In the entries that follow, find each line with the word "buster" and copy it.

# DATA EXCERPTS:

====

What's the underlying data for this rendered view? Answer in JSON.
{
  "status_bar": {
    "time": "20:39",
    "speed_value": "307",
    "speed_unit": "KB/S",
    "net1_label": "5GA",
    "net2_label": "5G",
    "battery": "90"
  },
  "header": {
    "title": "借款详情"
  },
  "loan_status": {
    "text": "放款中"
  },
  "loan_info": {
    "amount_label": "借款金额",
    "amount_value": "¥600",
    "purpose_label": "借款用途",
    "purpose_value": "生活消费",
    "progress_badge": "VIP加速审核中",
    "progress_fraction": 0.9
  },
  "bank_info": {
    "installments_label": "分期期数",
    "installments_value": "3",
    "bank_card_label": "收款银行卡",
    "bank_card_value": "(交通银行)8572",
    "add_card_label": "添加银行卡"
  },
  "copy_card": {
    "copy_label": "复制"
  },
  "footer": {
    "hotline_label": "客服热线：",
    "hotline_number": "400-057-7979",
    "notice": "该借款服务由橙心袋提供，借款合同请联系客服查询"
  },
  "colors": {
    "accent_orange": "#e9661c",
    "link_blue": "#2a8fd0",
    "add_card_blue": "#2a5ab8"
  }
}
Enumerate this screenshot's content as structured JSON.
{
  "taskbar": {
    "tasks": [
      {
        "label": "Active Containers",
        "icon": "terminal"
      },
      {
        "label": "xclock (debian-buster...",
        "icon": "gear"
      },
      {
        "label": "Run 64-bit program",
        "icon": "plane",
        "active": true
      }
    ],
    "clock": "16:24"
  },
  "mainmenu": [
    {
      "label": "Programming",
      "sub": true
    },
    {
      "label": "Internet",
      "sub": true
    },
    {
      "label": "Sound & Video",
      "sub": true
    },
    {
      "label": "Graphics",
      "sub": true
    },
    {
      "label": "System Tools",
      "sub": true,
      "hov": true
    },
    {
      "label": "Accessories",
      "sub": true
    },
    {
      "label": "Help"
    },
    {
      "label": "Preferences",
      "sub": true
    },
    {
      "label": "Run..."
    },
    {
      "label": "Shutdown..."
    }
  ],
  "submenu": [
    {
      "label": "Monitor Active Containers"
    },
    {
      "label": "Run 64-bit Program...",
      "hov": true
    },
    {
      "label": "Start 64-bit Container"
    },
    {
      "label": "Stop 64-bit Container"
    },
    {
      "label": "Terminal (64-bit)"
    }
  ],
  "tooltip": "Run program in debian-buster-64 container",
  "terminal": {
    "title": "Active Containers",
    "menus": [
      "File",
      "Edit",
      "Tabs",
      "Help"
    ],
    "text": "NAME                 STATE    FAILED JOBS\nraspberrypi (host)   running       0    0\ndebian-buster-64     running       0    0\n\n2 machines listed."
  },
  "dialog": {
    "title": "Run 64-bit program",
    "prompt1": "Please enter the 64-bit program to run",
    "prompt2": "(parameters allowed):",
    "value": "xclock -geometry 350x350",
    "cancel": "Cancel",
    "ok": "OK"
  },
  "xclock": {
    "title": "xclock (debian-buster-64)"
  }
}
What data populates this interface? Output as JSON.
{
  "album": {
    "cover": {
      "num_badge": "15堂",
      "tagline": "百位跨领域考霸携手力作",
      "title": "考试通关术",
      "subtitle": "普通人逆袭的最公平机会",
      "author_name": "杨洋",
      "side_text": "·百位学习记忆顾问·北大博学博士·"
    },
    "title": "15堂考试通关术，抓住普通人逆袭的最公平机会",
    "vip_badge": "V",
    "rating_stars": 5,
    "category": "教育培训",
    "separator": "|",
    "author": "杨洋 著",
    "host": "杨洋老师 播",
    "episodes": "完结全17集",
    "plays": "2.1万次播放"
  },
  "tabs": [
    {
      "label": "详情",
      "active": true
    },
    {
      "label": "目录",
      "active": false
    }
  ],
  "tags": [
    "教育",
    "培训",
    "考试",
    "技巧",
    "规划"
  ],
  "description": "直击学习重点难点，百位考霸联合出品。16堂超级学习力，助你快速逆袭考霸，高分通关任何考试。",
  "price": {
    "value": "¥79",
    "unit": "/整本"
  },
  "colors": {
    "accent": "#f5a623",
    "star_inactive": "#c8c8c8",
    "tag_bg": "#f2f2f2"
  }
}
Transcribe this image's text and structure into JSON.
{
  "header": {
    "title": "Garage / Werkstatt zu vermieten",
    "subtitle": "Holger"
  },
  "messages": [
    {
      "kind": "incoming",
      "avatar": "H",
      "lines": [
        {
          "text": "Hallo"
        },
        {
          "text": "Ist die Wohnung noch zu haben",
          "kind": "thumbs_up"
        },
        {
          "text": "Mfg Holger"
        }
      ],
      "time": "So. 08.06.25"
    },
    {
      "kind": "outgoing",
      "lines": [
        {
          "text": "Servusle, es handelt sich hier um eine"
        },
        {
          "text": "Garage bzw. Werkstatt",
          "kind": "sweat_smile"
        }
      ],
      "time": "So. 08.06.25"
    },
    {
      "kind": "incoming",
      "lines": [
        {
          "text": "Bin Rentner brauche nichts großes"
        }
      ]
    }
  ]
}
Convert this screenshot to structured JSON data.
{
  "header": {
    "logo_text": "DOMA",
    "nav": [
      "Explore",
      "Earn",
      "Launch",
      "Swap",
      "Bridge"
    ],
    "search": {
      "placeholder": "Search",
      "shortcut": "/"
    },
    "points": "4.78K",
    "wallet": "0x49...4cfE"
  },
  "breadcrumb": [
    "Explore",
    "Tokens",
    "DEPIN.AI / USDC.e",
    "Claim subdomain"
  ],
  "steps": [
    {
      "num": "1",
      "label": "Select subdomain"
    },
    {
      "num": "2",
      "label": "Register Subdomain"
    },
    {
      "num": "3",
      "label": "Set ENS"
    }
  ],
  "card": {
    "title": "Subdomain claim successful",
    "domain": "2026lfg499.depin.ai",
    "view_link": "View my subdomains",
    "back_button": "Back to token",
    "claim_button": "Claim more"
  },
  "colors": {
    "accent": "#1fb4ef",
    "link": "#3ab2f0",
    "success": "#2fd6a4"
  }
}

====

# SOLUTION TO THIS EXERCISE:
        "label": "xclock (debian-buster...",
  "tooltip": "Run program in debian-buster-64 container",
    "text": "NAME                 STATE    FAILED JOBS\nraspberrypi (host)   running       0    0\ndebian-buster-64     running       0    0\n\n2 machines listed."
    "title": "xclock (debian-buster-64)"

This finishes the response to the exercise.